Your “Call to Action” should always be prominent and clear. Buttons are the most common method to achieve a call to action. On a website, the larger an element, the more implied importance it has. It must be prominent enough to be easily identified, but not so large that it detracts from the headline and other important elements. Have you tested this on your winning A/B page? That’s where multivariate testing comes in again.
Does your button actually look like a button? Is it easy for the visitor to tell that this is where they should click? Is the text on the button a “call to action?” If you use heat maps, you will be able to see where your visitors are clicking, which is the key to understanding where your visitors click and/or focus the most.
One of the great things about multivariate testing is that you can test buttons with different colors, shapes, sizes and text and find out which one brings your site the highest conversion rate.
Visitors are naturally drawn to images and pictures so make sure all your images relate to and enhance your call to action.
Product images should be clear and crisp. If you are selling something, it’s obvious a clear image of the item should improve conversion rates over a website with no image or a poor quality one.
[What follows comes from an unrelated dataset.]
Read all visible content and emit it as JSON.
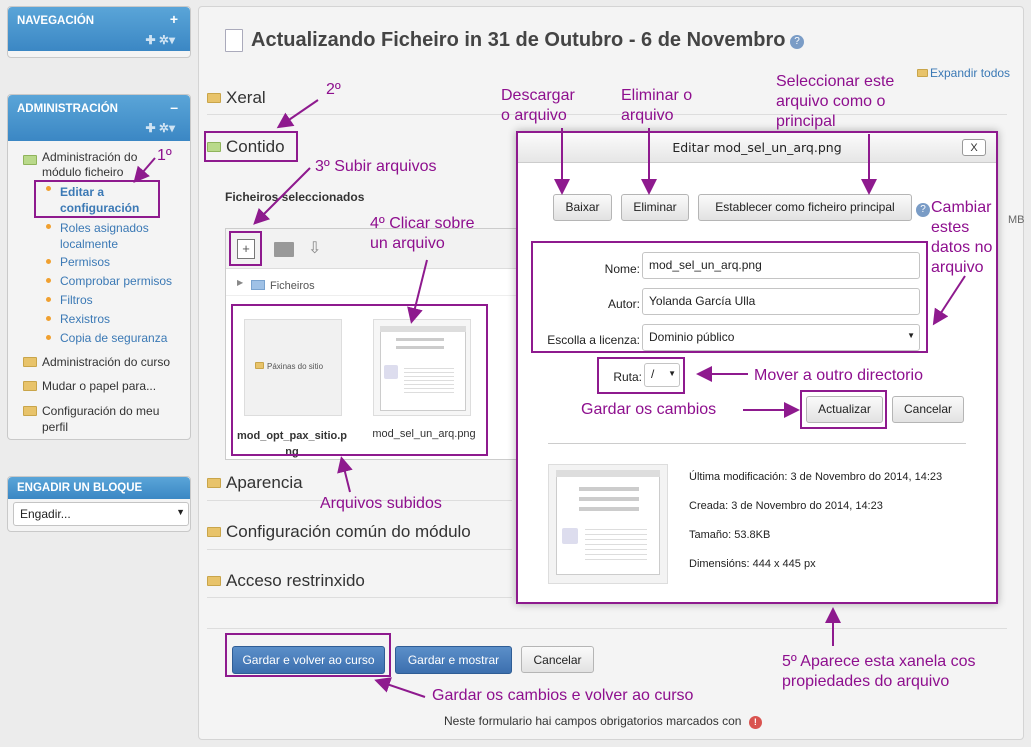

Make sure the image isn’t so big that it takes too long too load because slow loading sites lose almost 1% conversion for every second of loading time.
Yes, that’s right, another important point is loading speed, today’s web surfers expect websites to load quickly, make them wait and it will kill you.
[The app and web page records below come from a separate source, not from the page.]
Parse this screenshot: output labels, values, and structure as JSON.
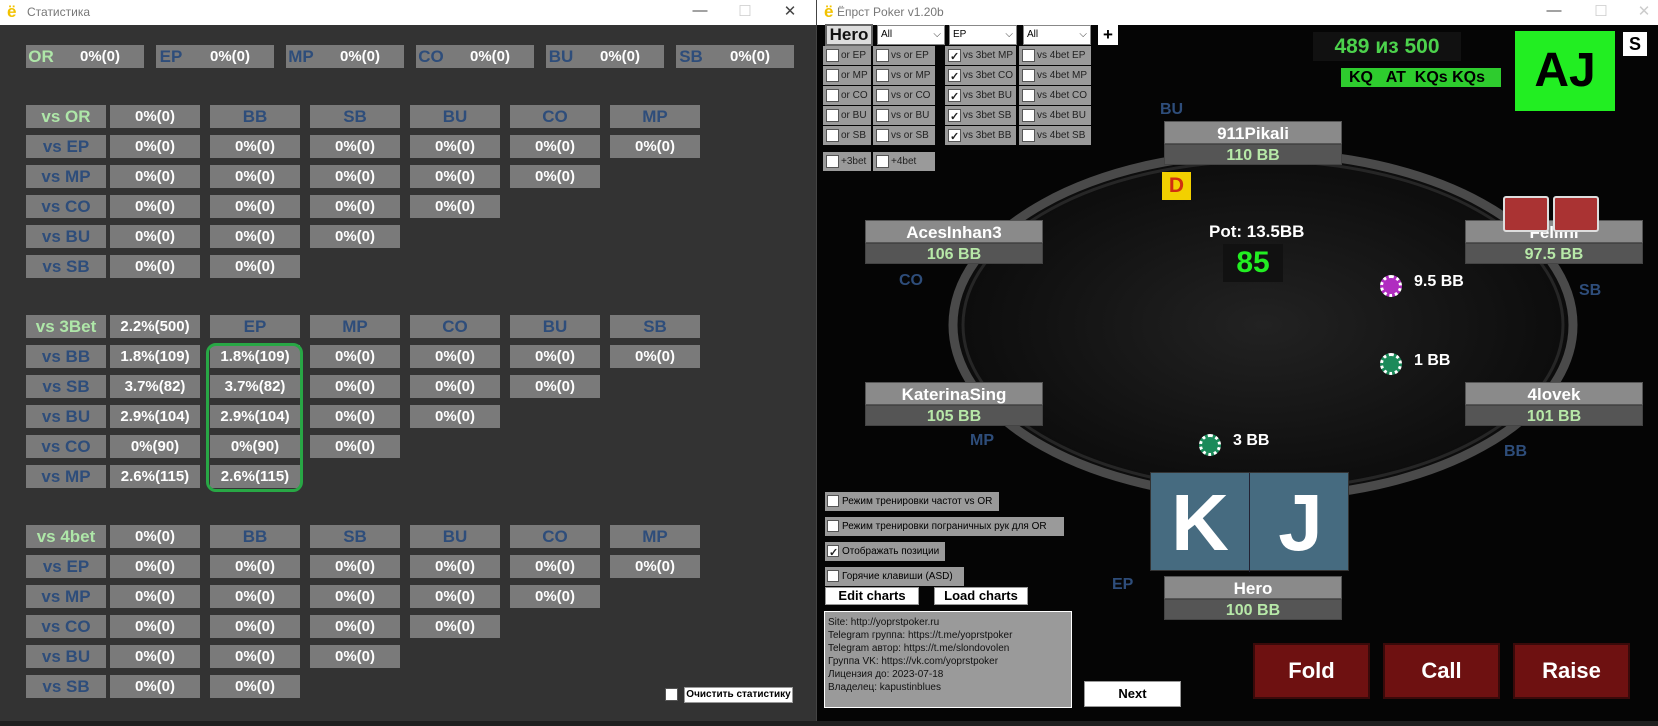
{
  "stats": {
    "title": "Статистика",
    "top": [
      {
        "label": "OR",
        "value": "0%(0)"
      },
      {
        "label": "EP",
        "value": "0%(0)"
      },
      {
        "label": "MP",
        "value": "0%(0)"
      },
      {
        "label": "CO",
        "value": "0%(0)"
      },
      {
        "label": "BU",
        "value": "0%(0)"
      },
      {
        "label": "SB",
        "value": "0%(0)"
      }
    ],
    "vsor": {
      "label": "vs OR",
      "total": "0%(0)",
      "headers": [
        "BB",
        "SB",
        "BU",
        "CO",
        "MP"
      ],
      "rows": [
        {
          "label": "vs EP",
          "total": "0%(0)",
          "cells": [
            "0%(0)",
            "0%(0)",
            "0%(0)",
            "0%(0)",
            "0%(0)"
          ]
        },
        {
          "label": "vs MP",
          "total": "0%(0)",
          "cells": [
            "0%(0)",
            "0%(0)",
            "0%(0)",
            "0%(0)"
          ]
        },
        {
          "label": "vs CO",
          "total": "0%(0)",
          "cells": [
            "0%(0)",
            "0%(0)",
            "0%(0)"
          ]
        },
        {
          "label": "vs BU",
          "total": "0%(0)",
          "cells": [
            "0%(0)",
            "0%(0)"
          ]
        },
        {
          "label": "vs SB",
          "total": "0%(0)",
          "cells": [
            "0%(0)"
          ]
        }
      ]
    },
    "vs3bet": {
      "label": "vs 3Bet",
      "total": "2.2%(500)",
      "headers": [
        "EP",
        "MP",
        "CO",
        "BU",
        "SB"
      ],
      "rows": [
        {
          "label": "vs BB",
          "total": "1.8%(109)",
          "cells": [
            "1.8%(109)",
            "0%(0)",
            "0%(0)",
            "0%(0)",
            "0%(0)"
          ]
        },
        {
          "label": "vs SB",
          "total": "3.7%(82)",
          "cells": [
            "3.7%(82)",
            "0%(0)",
            "0%(0)",
            "0%(0)"
          ]
        },
        {
          "label": "vs BU",
          "total": "2.9%(104)",
          "cells": [
            "2.9%(104)",
            "0%(0)",
            "0%(0)"
          ]
        },
        {
          "label": "vs CO",
          "total": "0%(90)",
          "cells": [
            "0%(90)",
            "0%(0)"
          ]
        },
        {
          "label": "vs MP",
          "total": "2.6%(115)",
          "cells": [
            "2.6%(115)"
          ]
        }
      ]
    },
    "vs4bet": {
      "label": "vs 4bet",
      "total": "0%(0)",
      "headers": [
        "BB",
        "SB",
        "BU",
        "CO",
        "MP"
      ],
      "rows": [
        {
          "label": "vs EP",
          "total": "0%(0)",
          "cells": [
            "0%(0)",
            "0%(0)",
            "0%(0)",
            "0%(0)",
            "0%(0)"
          ]
        },
        {
          "label": "vs MP",
          "total": "0%(0)",
          "cells": [
            "0%(0)",
            "0%(0)",
            "0%(0)",
            "0%(0)"
          ]
        },
        {
          "label": "vs CO",
          "total": "0%(0)",
          "cells": [
            "0%(0)",
            "0%(0)",
            "0%(0)"
          ]
        },
        {
          "label": "vs BU",
          "total": "0%(0)",
          "cells": [
            "0%(0)",
            "0%(0)"
          ]
        },
        {
          "label": "vs SB",
          "total": "0%(0)",
          "cells": [
            "0%(0)"
          ]
        }
      ]
    },
    "clear_label": "Очистить статистику"
  },
  "game": {
    "title": "Ёпрст Poker v1.20b",
    "hero_tab": "Hero",
    "selects": [
      "All",
      "EP",
      "All"
    ],
    "plus": "+",
    "col1": [
      {
        "l": "or EP",
        "c": false
      },
      {
        "l": "or MP",
        "c": false
      },
      {
        "l": "or CO",
        "c": false
      },
      {
        "l": "or BU",
        "c": false
      },
      {
        "l": "or SB",
        "c": false
      }
    ],
    "col2": [
      {
        "l": "vs or EP",
        "c": false
      },
      {
        "l": "vs or MP",
        "c": false
      },
      {
        "l": "vs or CO",
        "c": false
      },
      {
        "l": "vs or BU",
        "c": false
      },
      {
        "l": "vs or SB",
        "c": false
      }
    ],
    "col3": [
      {
        "l": "vs 3bet MP",
        "c": true
      },
      {
        "l": "vs 3bet CO",
        "c": true
      },
      {
        "l": "vs 3bet BU",
        "c": true
      },
      {
        "l": "vs 3bet SB",
        "c": true
      },
      {
        "l": "vs 3bet BB",
        "c": true
      }
    ],
    "col4": [
      {
        "l": "vs 4bet EP",
        "c": false
      },
      {
        "l": "vs 4bet MP",
        "c": false
      },
      {
        "l": "vs 4bet CO",
        "c": false
      },
      {
        "l": "vs 4bet BU",
        "c": false
      },
      {
        "l": "vs 4bet SB",
        "c": false
      }
    ],
    "plus3bet": "+3bet",
    "plus4bet": "+4bet",
    "score": "489 из 500",
    "recent": "KQ   AT  KQs KQs",
    "last_hand": "AJ",
    "s_label": "S",
    "pot": "Pot: 13.5BB",
    "timer": "85",
    "dealer": "D",
    "seats": [
      {
        "name": "911Pikali",
        "stack": "110 BB",
        "pos": "BU"
      },
      {
        "name": "AcesInhan3",
        "stack": "106 BB",
        "pos": "CO"
      },
      {
        "name": "Fellini",
        "stack": "97.5 BB",
        "pos": "SB"
      },
      {
        "name": "KaterinaSing",
        "stack": "105 BB",
        "pos": "MP"
      },
      {
        "name": "4lovek",
        "stack": "101 BB",
        "pos": "BB"
      },
      {
        "name": "Hero",
        "stack": "100 BB",
        "pos": "EP"
      }
    ],
    "bets": [
      "9.5 BB",
      "1 BB",
      "3 BB"
    ],
    "hero_cards": [
      "K",
      "J"
    ],
    "options": [
      {
        "l": "Режим тренировки частот vs OR",
        "c": false
      },
      {
        "l": "Режим тренировки пограничных рук для OR",
        "c": false
      },
      {
        "l": "Отображать позиции",
        "c": true
      },
      {
        "l": "Горячие клавиши (ASD)",
        "c": false
      }
    ],
    "edit_charts": "Edit charts",
    "load_charts": "Load charts",
    "info": [
      "Site: http://yoprstpoker.ru",
      "Telegram группа: https://t.me/yoprstpoker",
      "Telegram автор: https://t.me/slondovolen",
      "Группа VK: https://vk.com/yoprstpoker",
      "Лицензия до: 2023-07-18",
      "Владелец: kapustinblues"
    ],
    "next": "Next",
    "fold": "Fold",
    "call": "Call",
    "raise": "Raise"
  }
}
Images of people should have clean, clear and easy to see faces. Demographics of your images may vary depending on what type of site you have. Obviously, if your site sells hearing aids, the images used will be different than if you are selling skateboards.
Whichever your niche, testing all the images to see which ones convert better is the key to making money online.
There are only a few examples of the things you can test on a website – and A/B testing is only the beginning. Multivariate testing is an even more powerful tool all online advertisers should be using to increase sales.
There is no right or wrong answer on where to start multivariate testing. The only wrong answer is not to start – remember, A/B testing is not enough!
About the Author
James Borzilleri is the CEO of ConversionDoubler.com, a visual A/B & Multivariate testing solution that lets you create online tests in minutes. James has optimized hundreds of landing pages and knows what works. James is also an author covering Landing Page Optimization, and writes regularly on topics dealing with online marketing and optimization.